** Opening MATERIAL FOR THE TASK block **
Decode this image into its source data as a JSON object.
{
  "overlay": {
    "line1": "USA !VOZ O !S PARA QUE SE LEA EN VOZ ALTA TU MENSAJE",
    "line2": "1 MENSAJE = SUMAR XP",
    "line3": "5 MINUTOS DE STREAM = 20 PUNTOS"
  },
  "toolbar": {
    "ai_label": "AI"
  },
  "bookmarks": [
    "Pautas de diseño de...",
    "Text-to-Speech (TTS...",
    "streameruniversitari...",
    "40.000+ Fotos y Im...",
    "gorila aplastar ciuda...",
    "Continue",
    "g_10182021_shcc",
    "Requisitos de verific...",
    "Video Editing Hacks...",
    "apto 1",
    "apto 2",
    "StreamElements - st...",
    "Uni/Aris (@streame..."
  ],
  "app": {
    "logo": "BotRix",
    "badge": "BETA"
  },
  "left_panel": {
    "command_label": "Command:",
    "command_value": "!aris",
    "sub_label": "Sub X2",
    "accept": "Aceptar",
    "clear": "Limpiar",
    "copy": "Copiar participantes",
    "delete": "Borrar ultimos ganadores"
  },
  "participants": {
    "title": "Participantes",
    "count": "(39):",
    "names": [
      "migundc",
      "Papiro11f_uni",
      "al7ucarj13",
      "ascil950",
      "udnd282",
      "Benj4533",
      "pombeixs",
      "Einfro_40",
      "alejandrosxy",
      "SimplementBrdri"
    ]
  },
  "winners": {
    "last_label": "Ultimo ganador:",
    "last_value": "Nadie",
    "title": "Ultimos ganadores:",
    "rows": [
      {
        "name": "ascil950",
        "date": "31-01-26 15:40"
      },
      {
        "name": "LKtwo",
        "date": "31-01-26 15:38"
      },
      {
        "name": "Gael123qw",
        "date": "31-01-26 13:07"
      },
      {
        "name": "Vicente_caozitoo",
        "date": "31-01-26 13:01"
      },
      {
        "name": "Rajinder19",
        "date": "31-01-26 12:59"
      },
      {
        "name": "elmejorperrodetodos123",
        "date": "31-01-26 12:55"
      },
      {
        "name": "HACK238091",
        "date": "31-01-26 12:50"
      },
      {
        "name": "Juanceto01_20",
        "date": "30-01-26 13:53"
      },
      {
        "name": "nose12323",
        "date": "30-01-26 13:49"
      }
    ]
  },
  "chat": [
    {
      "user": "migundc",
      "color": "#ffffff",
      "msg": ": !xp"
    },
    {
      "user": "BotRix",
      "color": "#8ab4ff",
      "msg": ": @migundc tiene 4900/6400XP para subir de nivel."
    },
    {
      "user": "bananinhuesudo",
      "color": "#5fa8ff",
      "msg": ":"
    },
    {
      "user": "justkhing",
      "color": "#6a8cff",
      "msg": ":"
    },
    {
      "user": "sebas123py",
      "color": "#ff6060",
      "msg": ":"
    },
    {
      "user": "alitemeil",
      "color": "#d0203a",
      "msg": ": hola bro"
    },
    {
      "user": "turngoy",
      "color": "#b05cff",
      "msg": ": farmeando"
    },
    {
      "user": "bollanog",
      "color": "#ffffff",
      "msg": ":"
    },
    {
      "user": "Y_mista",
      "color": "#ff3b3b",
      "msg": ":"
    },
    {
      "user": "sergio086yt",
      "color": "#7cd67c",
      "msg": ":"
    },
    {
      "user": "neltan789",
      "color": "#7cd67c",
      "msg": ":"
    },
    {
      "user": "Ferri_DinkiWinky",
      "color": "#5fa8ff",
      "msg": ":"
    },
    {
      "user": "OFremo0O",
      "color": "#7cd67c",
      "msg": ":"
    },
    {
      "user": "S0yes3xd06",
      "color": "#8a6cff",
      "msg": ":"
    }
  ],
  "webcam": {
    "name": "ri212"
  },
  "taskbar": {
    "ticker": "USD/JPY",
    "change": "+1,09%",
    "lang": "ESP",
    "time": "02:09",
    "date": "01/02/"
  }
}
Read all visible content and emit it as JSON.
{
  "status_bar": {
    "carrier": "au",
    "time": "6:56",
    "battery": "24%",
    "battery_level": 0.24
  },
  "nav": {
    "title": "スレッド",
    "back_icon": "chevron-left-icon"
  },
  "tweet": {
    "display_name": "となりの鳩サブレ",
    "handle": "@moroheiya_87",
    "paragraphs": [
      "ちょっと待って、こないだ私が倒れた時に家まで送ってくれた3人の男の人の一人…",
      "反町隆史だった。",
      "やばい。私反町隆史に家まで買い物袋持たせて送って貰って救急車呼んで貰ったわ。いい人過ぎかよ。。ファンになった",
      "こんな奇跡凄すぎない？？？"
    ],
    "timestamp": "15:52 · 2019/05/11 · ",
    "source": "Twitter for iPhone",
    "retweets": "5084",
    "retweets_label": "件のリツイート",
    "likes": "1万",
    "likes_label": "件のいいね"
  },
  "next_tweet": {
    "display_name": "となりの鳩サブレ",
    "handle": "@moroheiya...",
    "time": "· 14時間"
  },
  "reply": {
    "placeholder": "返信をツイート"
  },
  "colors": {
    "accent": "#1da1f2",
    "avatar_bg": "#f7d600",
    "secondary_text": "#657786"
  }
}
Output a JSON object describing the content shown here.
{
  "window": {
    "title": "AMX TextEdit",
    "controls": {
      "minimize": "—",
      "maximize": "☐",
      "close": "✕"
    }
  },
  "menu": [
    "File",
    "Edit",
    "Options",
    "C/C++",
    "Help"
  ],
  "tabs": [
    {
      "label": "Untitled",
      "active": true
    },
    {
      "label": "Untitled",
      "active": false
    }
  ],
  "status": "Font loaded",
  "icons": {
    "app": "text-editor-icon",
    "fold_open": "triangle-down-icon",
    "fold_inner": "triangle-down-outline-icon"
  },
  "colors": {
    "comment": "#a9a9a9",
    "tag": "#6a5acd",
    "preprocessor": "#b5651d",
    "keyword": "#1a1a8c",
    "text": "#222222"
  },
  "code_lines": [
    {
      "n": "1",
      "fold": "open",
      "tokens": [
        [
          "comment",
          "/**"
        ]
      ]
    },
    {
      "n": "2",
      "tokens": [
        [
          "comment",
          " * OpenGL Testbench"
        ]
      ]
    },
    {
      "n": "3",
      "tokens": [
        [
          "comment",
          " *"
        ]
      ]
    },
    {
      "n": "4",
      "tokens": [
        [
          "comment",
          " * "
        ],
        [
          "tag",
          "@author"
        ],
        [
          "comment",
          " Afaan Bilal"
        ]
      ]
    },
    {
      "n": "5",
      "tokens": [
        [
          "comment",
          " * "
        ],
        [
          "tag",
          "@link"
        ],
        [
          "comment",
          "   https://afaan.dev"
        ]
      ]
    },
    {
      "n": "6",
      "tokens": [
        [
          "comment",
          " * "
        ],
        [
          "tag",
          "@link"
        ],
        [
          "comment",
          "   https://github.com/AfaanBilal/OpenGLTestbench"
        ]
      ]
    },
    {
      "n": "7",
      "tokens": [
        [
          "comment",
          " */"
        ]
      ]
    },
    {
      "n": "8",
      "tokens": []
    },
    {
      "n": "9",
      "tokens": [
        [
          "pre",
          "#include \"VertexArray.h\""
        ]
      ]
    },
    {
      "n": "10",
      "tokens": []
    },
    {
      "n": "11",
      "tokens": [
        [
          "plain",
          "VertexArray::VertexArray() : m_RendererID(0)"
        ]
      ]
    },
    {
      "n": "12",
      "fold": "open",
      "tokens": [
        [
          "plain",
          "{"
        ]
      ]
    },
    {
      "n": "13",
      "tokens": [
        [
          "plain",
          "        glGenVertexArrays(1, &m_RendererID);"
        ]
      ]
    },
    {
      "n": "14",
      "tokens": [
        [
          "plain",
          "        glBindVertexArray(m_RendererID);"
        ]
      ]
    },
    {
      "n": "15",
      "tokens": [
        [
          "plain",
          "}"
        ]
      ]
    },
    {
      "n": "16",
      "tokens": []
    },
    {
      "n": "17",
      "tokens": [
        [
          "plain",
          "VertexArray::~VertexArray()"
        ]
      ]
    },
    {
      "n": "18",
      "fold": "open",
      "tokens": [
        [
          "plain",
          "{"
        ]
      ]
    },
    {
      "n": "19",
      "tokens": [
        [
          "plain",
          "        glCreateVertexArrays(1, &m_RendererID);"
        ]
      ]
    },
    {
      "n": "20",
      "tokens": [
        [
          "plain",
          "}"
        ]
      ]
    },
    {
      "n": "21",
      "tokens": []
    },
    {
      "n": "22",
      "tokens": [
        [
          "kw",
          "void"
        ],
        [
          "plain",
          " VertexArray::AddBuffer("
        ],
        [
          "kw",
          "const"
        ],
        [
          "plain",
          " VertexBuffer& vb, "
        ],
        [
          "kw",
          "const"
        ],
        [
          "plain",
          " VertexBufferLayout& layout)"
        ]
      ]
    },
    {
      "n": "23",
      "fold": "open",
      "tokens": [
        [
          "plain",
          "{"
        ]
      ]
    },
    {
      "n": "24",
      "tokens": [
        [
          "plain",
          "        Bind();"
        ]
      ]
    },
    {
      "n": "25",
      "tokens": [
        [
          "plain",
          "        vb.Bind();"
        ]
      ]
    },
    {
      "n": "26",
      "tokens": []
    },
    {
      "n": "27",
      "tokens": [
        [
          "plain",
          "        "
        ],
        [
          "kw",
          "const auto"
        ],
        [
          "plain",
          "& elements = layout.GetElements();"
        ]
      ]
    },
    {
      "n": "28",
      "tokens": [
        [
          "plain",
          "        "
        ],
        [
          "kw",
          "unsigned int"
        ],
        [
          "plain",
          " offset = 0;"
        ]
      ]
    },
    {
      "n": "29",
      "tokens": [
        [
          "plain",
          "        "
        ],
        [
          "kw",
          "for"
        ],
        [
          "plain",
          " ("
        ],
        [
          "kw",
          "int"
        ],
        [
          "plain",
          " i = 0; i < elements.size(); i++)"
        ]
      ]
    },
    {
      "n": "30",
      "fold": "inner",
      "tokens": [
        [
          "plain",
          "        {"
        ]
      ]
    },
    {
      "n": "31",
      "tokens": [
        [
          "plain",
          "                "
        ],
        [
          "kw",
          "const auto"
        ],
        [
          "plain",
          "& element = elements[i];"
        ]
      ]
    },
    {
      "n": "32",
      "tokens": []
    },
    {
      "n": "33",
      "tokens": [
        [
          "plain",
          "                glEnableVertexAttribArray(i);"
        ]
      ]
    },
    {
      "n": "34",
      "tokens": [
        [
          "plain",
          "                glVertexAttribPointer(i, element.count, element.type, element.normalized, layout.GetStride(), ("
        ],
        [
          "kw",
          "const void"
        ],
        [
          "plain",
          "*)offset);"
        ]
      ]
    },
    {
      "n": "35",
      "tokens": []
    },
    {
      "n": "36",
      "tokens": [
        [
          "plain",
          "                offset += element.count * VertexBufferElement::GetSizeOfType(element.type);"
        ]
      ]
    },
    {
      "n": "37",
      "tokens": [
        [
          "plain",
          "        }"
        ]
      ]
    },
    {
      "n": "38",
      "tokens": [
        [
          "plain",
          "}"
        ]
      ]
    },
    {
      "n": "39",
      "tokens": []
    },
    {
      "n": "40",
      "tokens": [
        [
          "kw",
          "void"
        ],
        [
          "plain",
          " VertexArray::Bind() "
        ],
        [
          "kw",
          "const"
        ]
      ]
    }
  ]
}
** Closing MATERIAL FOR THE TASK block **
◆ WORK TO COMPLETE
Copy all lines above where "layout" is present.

◆ OUTPUT OF THE EXERCISE
          " VertexBufferLayout& layout)"
          "& elements = layout.GetElements();"
          "                glVertexAttribPointer(i, element.count, element.type, element.normalized, layout.GetStride(), ("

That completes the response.